EDITOR’S NOTE: Frank S. Page, president of the SBC Executive Committee, has issued a call to prayer for revival and spiritual awakening for our churches, our nation and our world during 2013. Baptist Press will carry First-Person articles during the year encouraging Southern Baptists to pray in specific areas and for specific needs as we petition the Father for spiritual awakening.

NASHVILLE (BP) — The most common part of the action during a football game is the huddle. Sports fans are accustomed to the quarterback motioning his players to gather around him for a brief meeting between plays. In that meeting, he gives his teammates a breather, gives a word of encouragement or exhortation, calls the next play, makes a few reminders or pointers, gives the snap count, then leads his team back to the line of scrimmage to execute the next play.

When I read Psalm 34:11, the huddle is the mental image that comes to mind: “Come, O children, listen to me; I will teach you the fear of the LORD.”

This Psalm opens with one of my pastor’s favorite Bible verses. “I will bless the LORD at all times; his praise shall continually be in my mouth” (Psalm 34:1).

Twenty months ago, David Landrith, my pastor, was diagnosed with an extremely rare and aggressive form of cancer. Doctors told him he had only a short time to live and, depending on how he responded to treatment, may never be able to preach again.

Following a retreat with his family to absorb everything they had been told, David returned to the pulpit and shared his story. He pledged to fight through this major setback, trusting God to heal him or to use him to the fullest extent possible during his remaining months or years of life here on earth.

People around the world began praying for Pastor David. Over the next 18 months, he preached on Sunday, endured a variety of treatments during the week and returned strong the following Sunday. The large crowds that had been drawn to his bigger-than-life love for Jesus continued to grow, drawing strength from his contagious optimism in the face of the gravest of circumstances.

During David’s final two years of life and leadership, more than 2,000 precious souls confessed their faith in Jesus Christ and were baptized as believers at Long Hollow Baptist Church. His vibrant courage and constant assurance of God’s unfailing presence was like a magnet. That steadfast assurance in God drew thousands of people each week who longed to find the kind of relationship with the Lord that they saw in David.

Two months ago, the cancer began its final rapid invasion of his body. David’s indomitable strength began to wane. My last text message to him was last month on his 51st birthday. His reply a few days later was so typical: “Thx preacher man! … I appreciate so much your thoughts and prayers.”

David died on Nov. 18, just 10 days before Thanksgiving. Last Friday, thousands gathered in the main worship center and in four overflow rooms to remember this faithful man of God at his memorial service. Many more listened online to the live-streamed service.

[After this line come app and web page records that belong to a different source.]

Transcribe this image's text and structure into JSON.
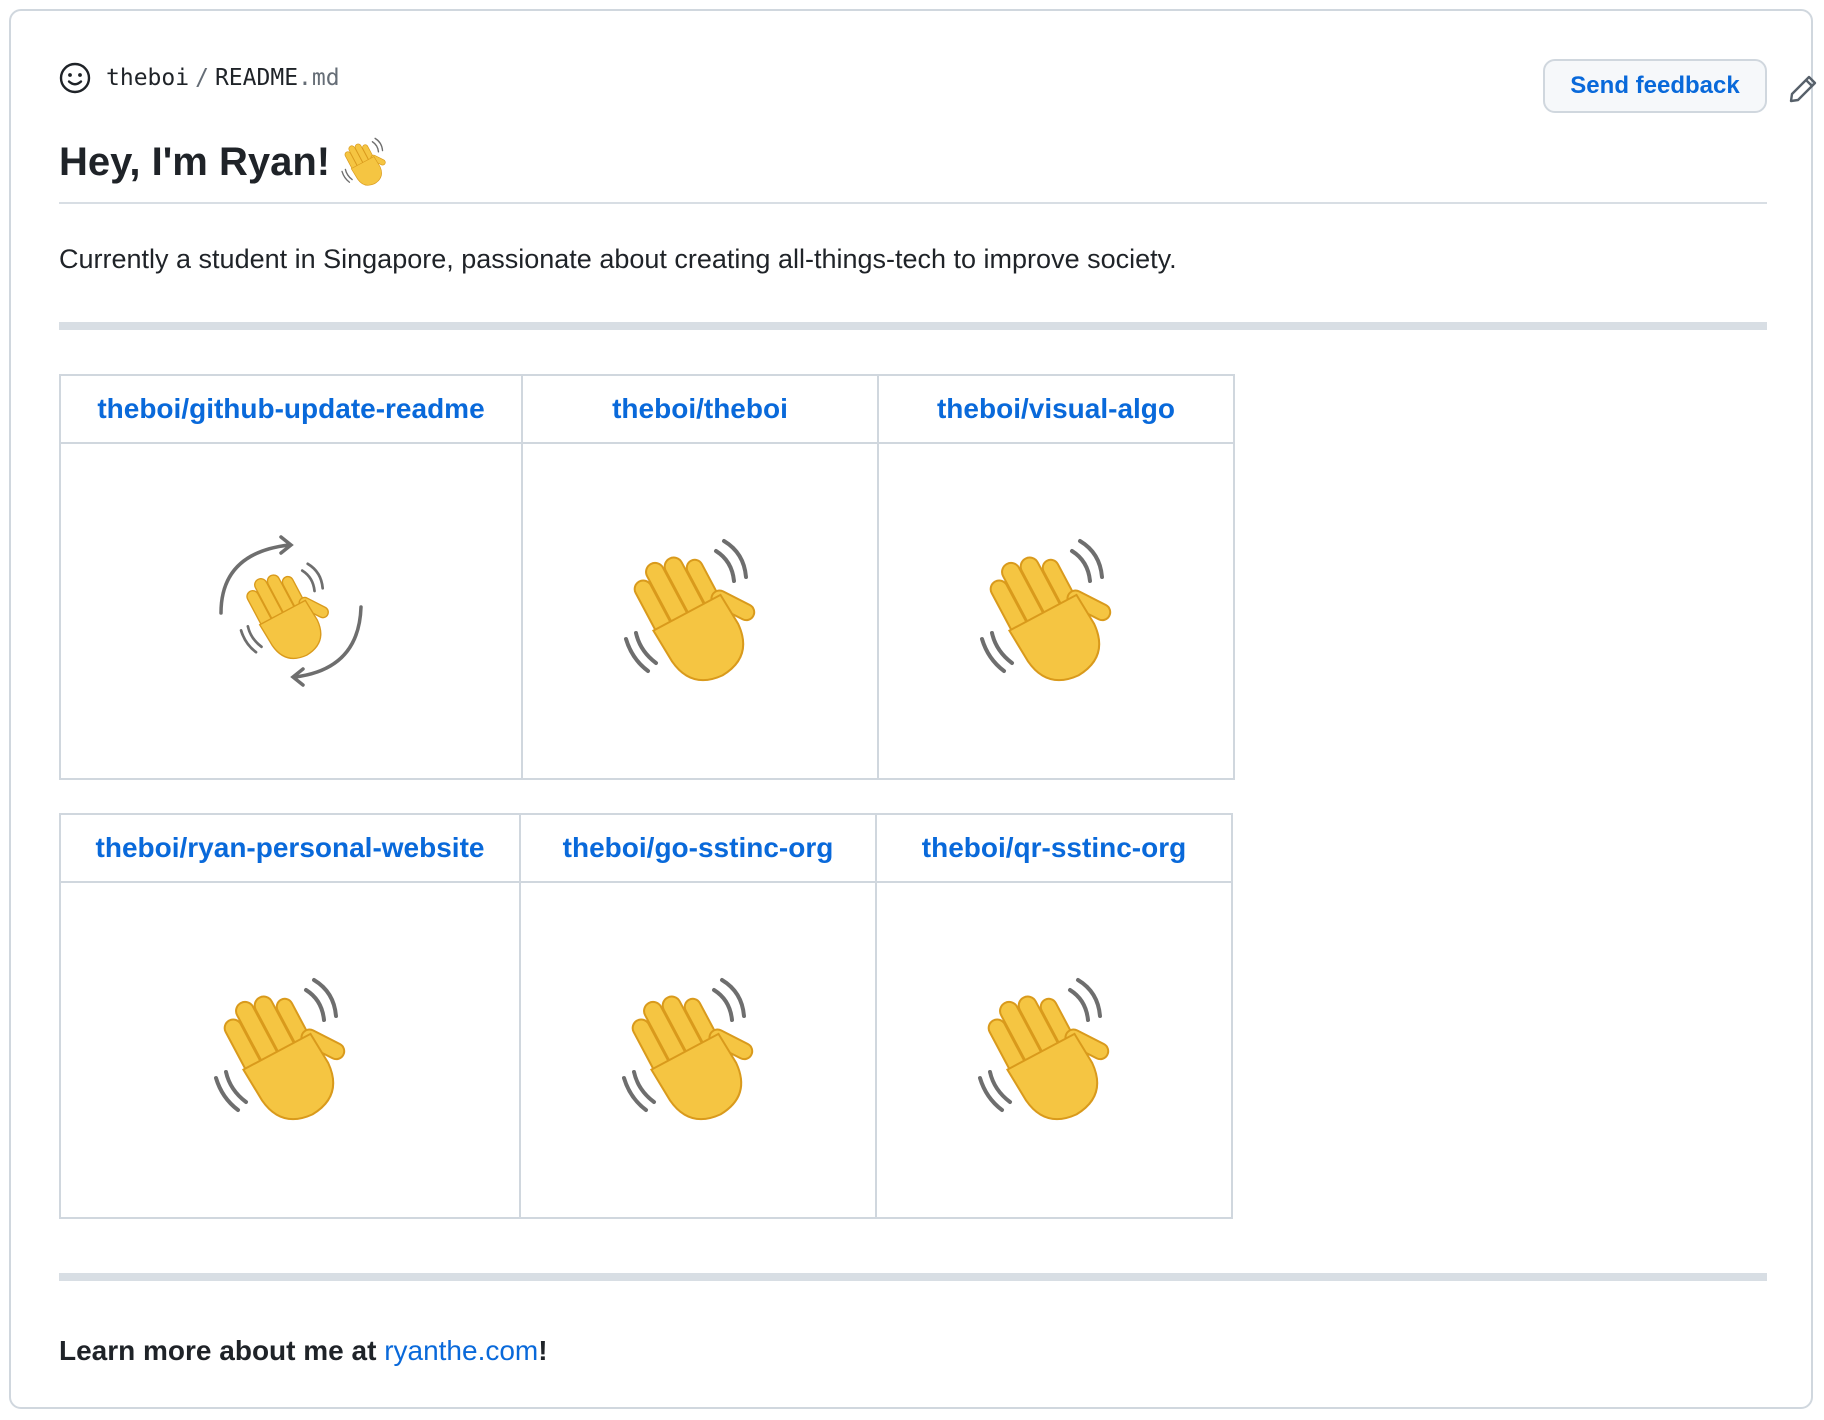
{
  "header": {
    "owner": "theboi",
    "separator": "/",
    "file_name": "README",
    "file_ext": ".md",
    "feedback_label": "Send feedback"
  },
  "readme": {
    "title": "Hey, I'm Ryan!",
    "intro": "Currently a student in Singapore, passionate about creating all-things-tech to improve society.",
    "table1": [
      {
        "repo": "theboi/github-update-readme",
        "image": "rotating-waving-hand"
      },
      {
        "repo": "theboi/theboi",
        "image": "waving-hand"
      },
      {
        "repo": "theboi/visual-algo",
        "image": "waving-hand"
      }
    ],
    "table2": [
      {
        "repo": "theboi/ryan-personal-website",
        "image": "waving-hand"
      },
      {
        "repo": "theboi/go-sstinc-org",
        "image": "waving-hand"
      },
      {
        "repo": "theboi/qr-sstinc-org",
        "image": "waving-hand"
      }
    ],
    "footer_prefix": "Learn more about me at ",
    "footer_link": "ryanthe.com",
    "footer_suffix": "!"
  },
  "colors": {
    "link": "#0969da",
    "text": "#1f2328",
    "border": "#d0d7de",
    "hand": "#f5c542"
  }
}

Gene Mims, David’s pastor when he was a college student, spoke from John 17, addressing the “Why?” of what seems to so many of us as an untimely death for one of God’s choicest servants. Mims acknowledged that many people had prayed in faith for David to be healed.

Asking why God did not answer our prayers, Mims led the congregation to consider that Jesus’ High Priestly prayer was the prayer that God chose to honor, drawing David from his earthly tabernacle to his eternal home. John 17:24 states, “Father, I desire that they also, whom you have given me, may be with me where I am, to see my glory that you have given me because you loved me before the foundation of the world.”

During our small group on Sunday, several class members commented how healing Mims’s reminder was to all of us.

Earlier this week, in a Nov. 24 email blast to the entire church membership, Lance Taylor, Long Hollow’s executive pastor, wrote these words: “I want to share an interesting stat that was discovered last week as some of our staff were reflecting on David’s time as our pastor. … David was our pastor for 17 years and 25 days. That’s 890 Sundays. And that’s 6,230 days. During those days we saw 6,405 of us be saved and baptized — more than one person for every day of David’s ministry. We certainly thank God for that!”

This weekend, David’s family will gather for their first Thanksgiving without their quarterback husband and father to call the next play. In his absence, his widow Jennifer will huddle up her family to give thanks to the Lord who has saved them from sin, sustains them through sorrow and will continue to strengthen them for the journey.

In the midst of the busyness of life, despite its hardships, losses and sorrows, faithful quarterback husbands and fathers … or wives and mothers … or grandparents … or older siblings … or community friends … will gather their families and friends around them. Collectively, they will lead us to take a breather from the daily routine, give brief words of encouragement or exhortation, make a few reminders about God’s faithfulness and lead the team to give thanks to God.

On this special day and weekend, how fitting these words are: “I will bless the LORD at all times; his praise shall continually be in my mouth” (Psalm 34:1).

    About the Author

  • Roger S. Oldham